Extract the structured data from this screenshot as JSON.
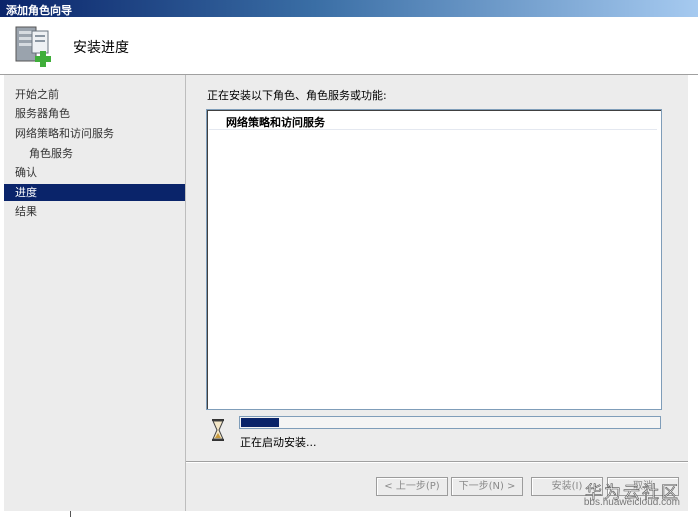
{
  "window": {
    "title": "添加角色向导"
  },
  "header": {
    "heading": "安装进度",
    "icon": "server-role-add-icon"
  },
  "nav": {
    "items": [
      {
        "label": "开始之前",
        "active": false,
        "indent": false
      },
      {
        "label": "服务器角色",
        "active": false,
        "indent": false
      },
      {
        "label": "网络策略和访问服务",
        "active": false,
        "indent": false
      },
      {
        "label": "角色服务",
        "active": false,
        "indent": true
      },
      {
        "label": "确认",
        "active": false,
        "indent": false
      },
      {
        "label": "进度",
        "active": true,
        "indent": false
      },
      {
        "label": "结果",
        "active": false,
        "indent": false
      }
    ]
  },
  "main": {
    "intro": "正在安装以下角色、角色服务或功能:",
    "installing_items": [
      "网络策略和访问服务"
    ],
    "progress": {
      "percent": 9
    },
    "status": "正在启动安装..."
  },
  "buttons": {
    "prev": "< 上一步(P)",
    "next": "下一步(N) >",
    "install": "安装(I)",
    "cancel": "取消"
  },
  "watermark": {
    "text": "华为云社区",
    "url": "bbs.huaweicloud.com"
  },
  "colors": {
    "accent": "#0a246a",
    "pane_bg": "#ececec"
  }
}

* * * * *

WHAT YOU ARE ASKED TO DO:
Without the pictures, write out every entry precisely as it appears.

SOLUTION BELOW:
Extract the structured data from this screenshot as JSON.
{
  "window": {
    "title": "添加角色向导"
  },
  "header": {
    "heading": "安装进度",
    "icon": "server-role-add-icon"
  },
  "nav": {
    "items": [
      {
        "label": "开始之前",
        "active": false,
        "indent": false
      },
      {
        "label": "服务器角色",
        "active": false,
        "indent": false
      },
      {
        "label": "网络策略和访问服务",
        "active": false,
        "indent": false
      },
      {
        "label": "角色服务",
        "active": false,
        "indent": true
      },
      {
        "label": "确认",
        "active": false,
        "indent": false
      },
      {
        "label": "进度",
        "active": true,
        "indent": false
      },
      {
        "label": "结果",
        "active": false,
        "indent": false
      }
    ]
  },
  "main": {
    "intro": "正在安装以下角色、角色服务或功能:",
    "installing_items": [
      "网络策略和访问服务"
    ],
    "progress": {
      "percent": 9
    },
    "status": "正在启动安装..."
  },
  "buttons": {
    "prev": "< 上一步(P)",
    "next": "下一步(N) >",
    "install": "安装(I)",
    "cancel": "取消"
  },
  "watermark": {
    "text": "华为云社区",
    "url": "bbs.huaweicloud.com"
  },
  "colors": {
    "accent": "#0a246a",
    "pane_bg": "#ececec"
  }
}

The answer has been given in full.